Editor’s note: This message from Rabbi Greenstein and the response from President Miriam Haimes were originally emailed to the congregation on April 28th.
Dear Members of Congregation Shomrei Emunah,
This year has been one of extraordinary challenges. As individuals and families, as a global village, a nation and as a congregation, we have borne losses and pain, disruption and deprivation. Here, at Shomrei, we have also discovered reservoirs of strength, commitment, creativity and determination.
For the past 12 years it has been my sacred privilege to serve as your spiritual leader. And in this past, exceptionally demanding, year I have been exceptionally blessed to share in the work of sustaining our community with our office staff, educators and custodians, along with all our amazing volunteers of the Moving Forward Committee and our Board, all led by our dedicated President, Miriam Haimes, who have all risen to the occasion in inspiring ways.
It has been my sacred privilege and responsibility to serve Congregation Shomrei Emunah as its Rabbi for almost 11 years. I have always taken on my role as the community’s authority on Jewish Law and as its spiritual leader with a sense of reverence.
The present crisis created by the COVID-19 pandemic has placed extraordinary strain on all of us as individuals and families and on our entire world, our society and our synagogue. I am thankful for all of our community members for their extra efforts in helping the Shomrei community meet this challenge. And I am aware that I bear a heavy responsibility in making decisions on behalf of our community that will guide our policies and actions in accordance with my best understanding of what the Torah – Jewish Law and Tradition – demand, permit or forbid. Continue reading

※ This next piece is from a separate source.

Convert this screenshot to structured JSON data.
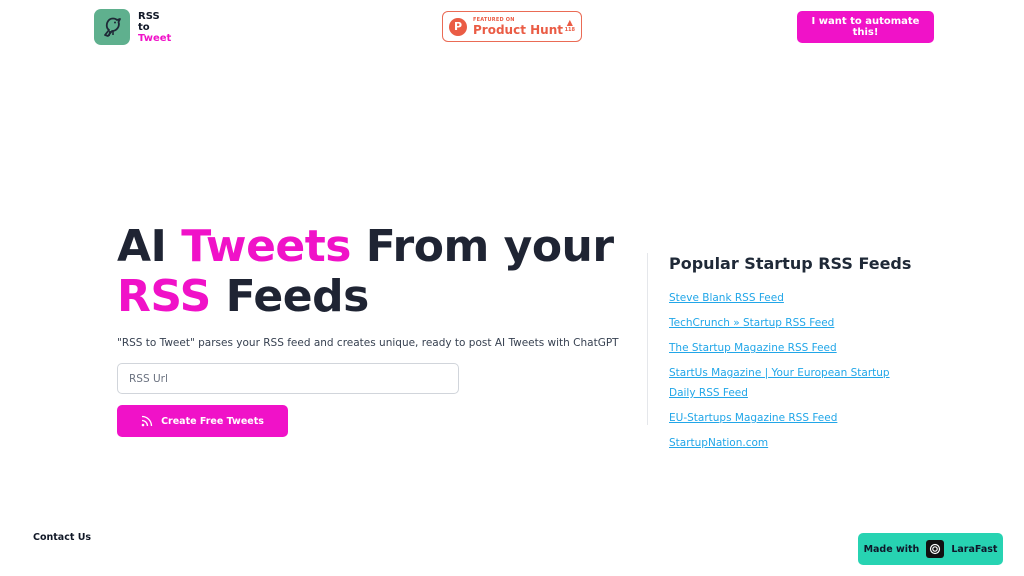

Protest in Livingston; photo courtesy of northjersey.com
With great sorrow and great outrage, I join with all people who steadfastly stand for the ultimate value of every human life. The murder of Mr. George Floyd is one more obscene crime in a long history of crimes committed against people of color in our society, crimes that have been ignored and dismissed for too long, crimes that seek to declare that Black lives just do not matter. Black Lives Matter.
During this time of global pandemic, we are under incredible strain to protect our own lives, the lives of our loved ones, and, if we take this situation seriously, the lives of all people. But we must realize that we have been exposed, not only to a deadly virus, but also to long festering failures in how we live as a society. So, it is doubly tragic that in this time when saving a life is so paramount in our thinking, the wanton disregard for human life, systemically entrenched in our society, still continues to thrive. Continue reading

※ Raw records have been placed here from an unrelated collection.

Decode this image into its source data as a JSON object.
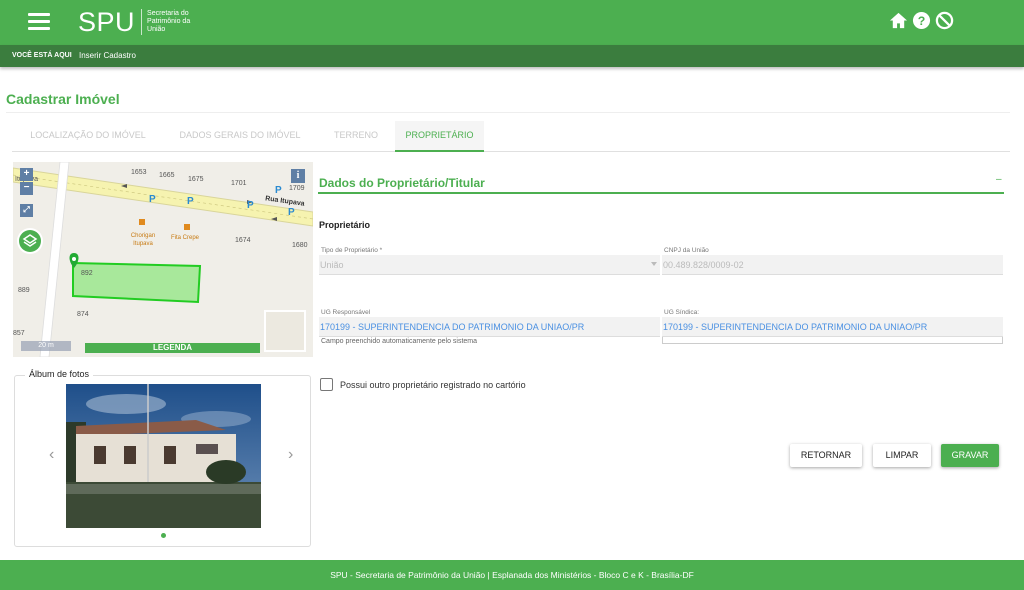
{
  "header": {
    "logo_text": "SPU",
    "logo_subtitle": "Secretaria do Patrimônio da União",
    "icons": [
      "menu-icon",
      "home-icon",
      "help-icon",
      "block-icon"
    ]
  },
  "breadcrumb": {
    "label": "VOCÊ ESTÁ AQUI",
    "current": "Inserir Cadastro"
  },
  "page": {
    "title": "Cadastrar Imóvel"
  },
  "tabs": [
    {
      "label": "LOCALIZAÇÃO DO IMÓVEL",
      "active": false
    },
    {
      "label": "DADOS GERAIS DO IMÓVEL",
      "active": false
    },
    {
      "label": "TERRENO",
      "active": false
    },
    {
      "label": "PROPRIETÁRIO",
      "active": true
    }
  ],
  "map": {
    "zoom_in": "+",
    "zoom_out": "−",
    "info": "i",
    "legend": "LEGENDA",
    "scale": "20 m",
    "street": "Rua Itupava",
    "street_left": "Itupava",
    "mini_label": "",
    "numbers": [
      "1653",
      "1665",
      "1675",
      "1701",
      "1709",
      "1674",
      "1680",
      "892",
      "889",
      "874",
      "857"
    ],
    "pois": [
      "Chorigan Itupava",
      "Fita Crepe"
    ],
    "parking": "P"
  },
  "album": {
    "legend": "Álbum de fotos",
    "prev": "‹",
    "next": "›"
  },
  "section": {
    "title": "Dados do Proprietário/Titular",
    "collapse": "–",
    "subtitle": "Proprietário"
  },
  "form": {
    "tipo_label": "Tipo de Proprietário *",
    "tipo_value": "União",
    "cnpj_label": "CNPJ da União",
    "cnpj_value": "00.489.828/0009-02",
    "ug_resp_label": "UG Responsável",
    "ug_resp_value": "170199 - SUPERINTENDENCIA DO PATRIMONIO DA UNIAO/PR",
    "ug_resp_hint": "Campo preenchido automaticamente pelo sistema",
    "ug_sind_label": "UG Síndica:",
    "ug_sind_value": "170199 - SUPERINTENDENCIA DO PATRIMONIO DA UNIAO/PR",
    "checkbox_label": "Possui outro proprietário registrado no cartório"
  },
  "buttons": {
    "back": "RETORNAR",
    "clear": "LIMPAR",
    "save": "GRAVAR"
  },
  "footer": {
    "text": "SPU - Secretaria de Patrimônio da União | Esplanada dos Ministérios - Bloco C e K - Brasília-DF"
  },
  "colors": {
    "primary": "#4caf50",
    "dark_green": "#3b7d3e",
    "link_blue": "#4a90e2"
  }
}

Celebrate Beautiful Nature on Shavuot!
A Message From Rabbi Greenstein:
There is a wonderful custom of decorating synagogues and homes with flowers and leaves and pictures of nature on the holiday of Shavuot, the festival celebrating our receiving the Torah. While we are still not able to celebrate within the walls of our synagogue, we can create a wall of photos and images of nature’s beauty to enhance our joy.
Thank you to photographers in our community, Judith Antelman, Bruce Baff, Nancy Breslin, Aimee Brooks, Sarita Eisenberg, Aileen Grossberg, Rabbi Richard Hammerman, Laura Monka and Merrill Silver who have submitted their images in honor of Shavuot.
What a beautiful way to welcome our holiday! May we always take to heart the world’s great beauty!
view the gallery
I am delighted to share that the Conservative Movement’s Committee on Jewish Law and Standards has officially accepted a teshuvah (responsum), by Rabbi Gail Labovitz, that offers egalitarian alternatives to the traditional, non-egalitarian, marriage ceremony commonly in use. This new responsum offers two possible ceremonies. As the responsum acknowledges, one of them is based substantially on my own writing and teaching on this topic over many years.
It is a bittersweet privilege to invite our entire Shomrei community to mark the special milestones of two of our younger members – Nathan and Ben – becoming Bar Mitzvah.
The Shabbat of May 2 has long been on our calendar for the Nathan’s celebration and the Shabbat of May 16 has been long reserved for the Ben’s celebration. Each has put in lots of work to learn their Torah portion and their haftarah (prophetic) reading. And they have studied and thought about their Torah portions in order to share their own teachings with the community.